The court granted plaintiff's motion to amend its answer to defendant's false marking claim to include laches and unclean hands defenses and rejected defendant's argument that equitable defenses may not be invoked against the government and therefore cannot be invoked against a defendant who stands in the government's shoes. "The Ninth Circuit considered an identical argument in the context of the Clean Air Act and disagreed. . . . Thus, the Court finds that laches and the equitable defense of unclean hands are suitable affirmative defenses against a citizen suit brought under § 292." However, the court denied plaintiff's motion to amend to assert an advice of counsel affirmative defense. "[T]he Federal Circuit [in Pequignot v. Solo Cup Co., 608 F.3d 1356 (Fed. Cir. 2010)] considered advice of counsel not as an affirmative defense, but as part of the 'intent to deceive' analysis. [Plaintiff] notes that the 'advice of counsel defense' contains the word 'defense.' But appending the word 'defense' to a phrase does not an affirmative defense make."

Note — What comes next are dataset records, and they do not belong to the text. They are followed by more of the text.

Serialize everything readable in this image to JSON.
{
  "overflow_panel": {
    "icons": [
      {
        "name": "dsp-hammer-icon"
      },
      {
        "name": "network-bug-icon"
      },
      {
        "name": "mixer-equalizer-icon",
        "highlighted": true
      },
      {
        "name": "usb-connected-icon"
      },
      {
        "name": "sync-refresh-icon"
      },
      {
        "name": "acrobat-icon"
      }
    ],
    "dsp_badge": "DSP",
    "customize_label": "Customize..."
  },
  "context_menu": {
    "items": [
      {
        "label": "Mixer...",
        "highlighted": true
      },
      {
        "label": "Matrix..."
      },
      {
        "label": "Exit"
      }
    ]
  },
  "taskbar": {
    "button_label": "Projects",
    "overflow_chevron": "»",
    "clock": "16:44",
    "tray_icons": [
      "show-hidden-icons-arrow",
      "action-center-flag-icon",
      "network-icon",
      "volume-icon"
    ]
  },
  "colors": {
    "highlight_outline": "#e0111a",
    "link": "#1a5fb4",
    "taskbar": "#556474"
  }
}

Oakley, Inc. v. Ryders Eyewear, 3-09-cv-02037 (CASD November 23, 2010, Order) (Sammartino, J.)